Brad Will – Murdered with impunity by Mexican Government paramilitaries 7 years ago.
The US journalist was covering the teachers’ strike and popular movement in Oaxaca, Mexico, which the Mexican government was violently attempting to crush.
The Case of a Murdered US journalist
On June 14, 2006 the PRI Governor of Oaxaca, Ulyses Ruiz Ortiz, authorized a pre-dawn violent attack by paramilitary police officers on a peaceful protest camp of striking-teachers. A widespread social movement of thousands of inhabitants of Oaxaca, APPO, was launched in response, its ranks swelling because of the notoriety of Governor Ruiz’s corruption and the popular recognition of his having taken the Governorship through fraudulent elections.
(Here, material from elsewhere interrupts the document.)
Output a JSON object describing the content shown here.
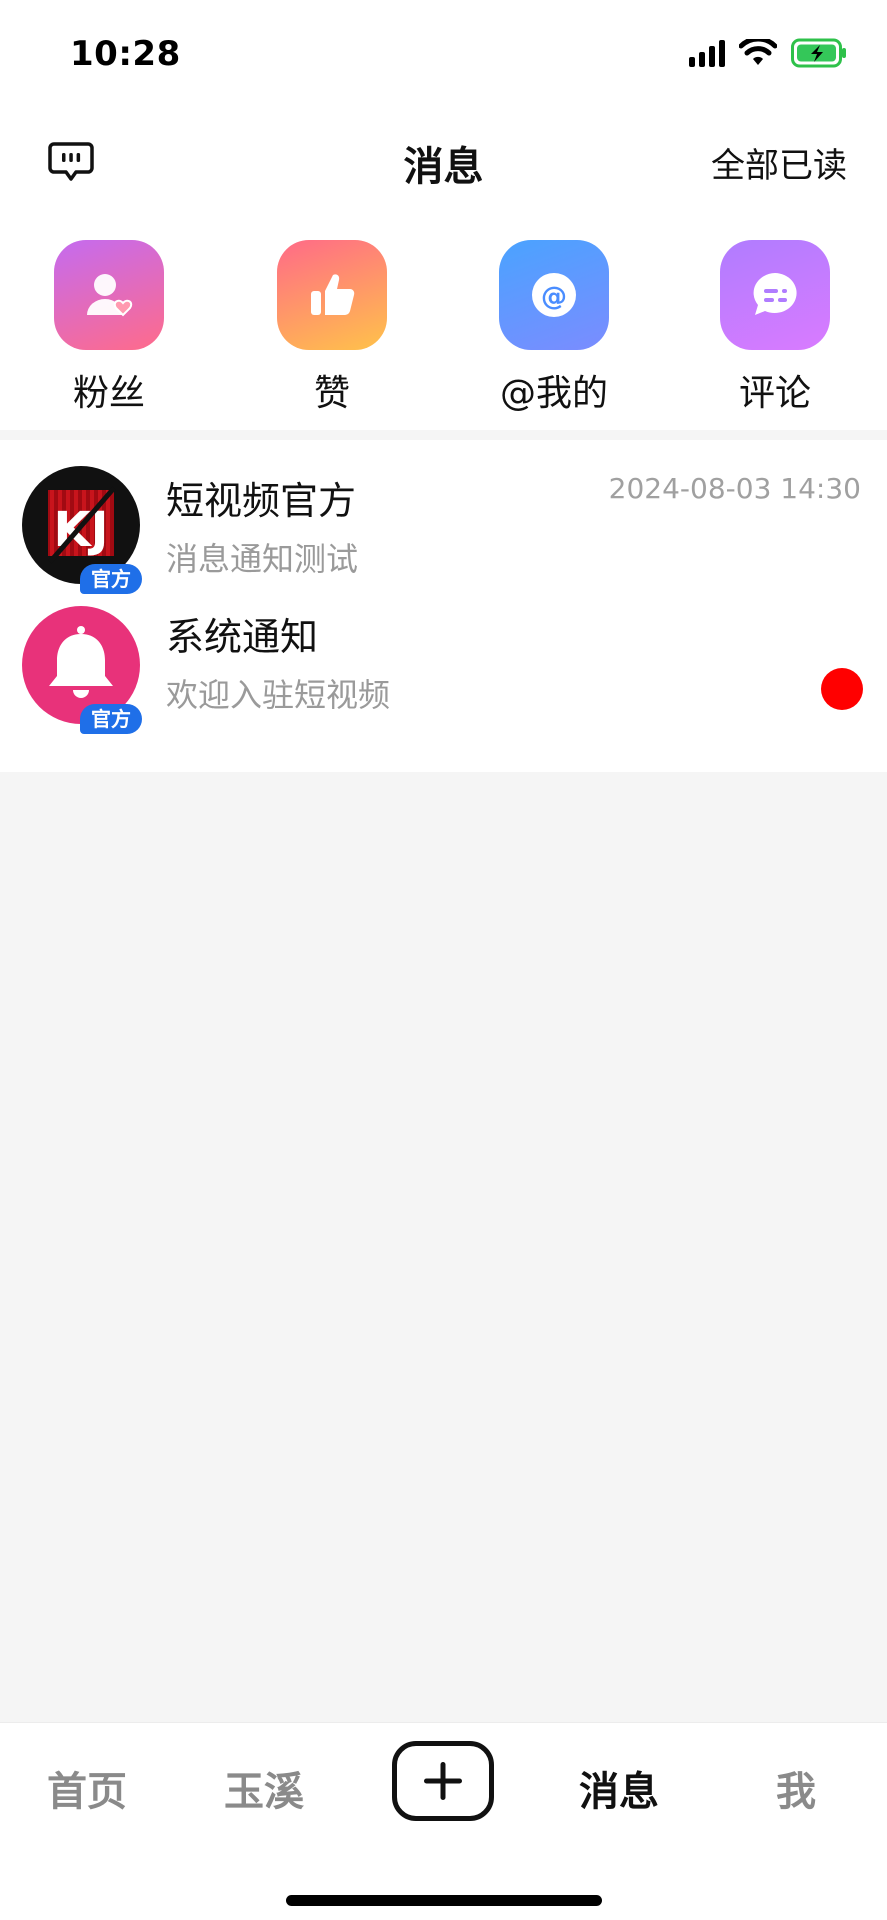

At a street demonstration on October 27, 2006, U.S. Indymedia video journalist Brad Will was shot and killed while filming a confrontation between APPO activists and paramilitary forces. His film footage that day showed local police, municipal officials and paramilitaries shooting directly at demonstrators. Continue Reading »
[Editor: Drug trade listed by US spies as top strategic objective of surveillance. Benefits to international (US) investments are also a by-product. Human rights, a much lower priority, for President Obama's spying program.]
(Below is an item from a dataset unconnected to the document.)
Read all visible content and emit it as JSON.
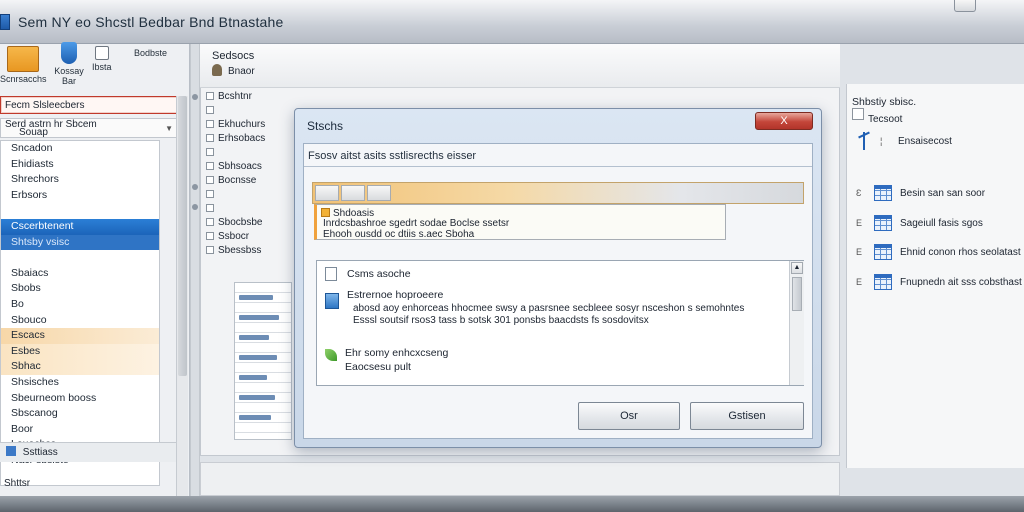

Der Spiegel, 20 October 2013
By Jens Glüsing, Laura Poitras, Marcel Rosenbach and Holger Stark
The NSA has been systematically eavesdropping on the Mexican government for years. It hacked into the president’s public email account and gained deep insight into policymaking and the political system. The news is likely to hurt ties between the US and Mexico.
The National Security Agency (NSA) has a division for particularly difficult missions. Called “Tailored Access Operations” (TAO), this department devises special methods for special targets.
That category includes surveillance of neighboring Mexico, and in May 2010, the division reported its mission accomplished. A report classified as “top secret” said: “TAO successfully exploited a key mail server in the Mexican Presidencia domain within the Mexican Presidential network to gain first-ever access to President Felipe Calderon’s public email account.”
According to the NSA, this email domain was also used by cabinet members, and contained “diplomatic, economic and leadership communications which continue to provide insight into Mexico’s political system and internal stability.” The president’s office, the NSA reported, was now “a lucrative source.”
This operation, dubbed “Flatliquid,” is described in a document leaked by whistleblower Edward Snowden, which SPIEGEL has now had the opportunity to analyze. The case is likely to cause further strain on relations between Mexico and the United States, which have been tense since Brazilian television network TV Globo revealed in September that the NSA monitored then-presidential candidate Enrique Peña Nieto and others around him in the summer of 2012. Peña Nieto, now Mexico’s president, summoned the US ambassador in the wake of that news, but confined his reaction to demanding an investigation into the matter.
Now, though, the revelation that the NSA has systematically infiltrated an entire computer network is likely to trigger deeper controversy, especially since the NSA’s snooping took place during the term of Peña Nieto’s predecessor Felipe Calderón, a leader who worked more closely with Washington than any other Mexican president before him.
Cryptome: This spying was apparently done from the NSA’s Medina Regional SIGINT Operations Center (MRSOC), Lackland Air Force Base Annex, San Antonio, TX (formerly Medina Regional SIGINT Operations Center):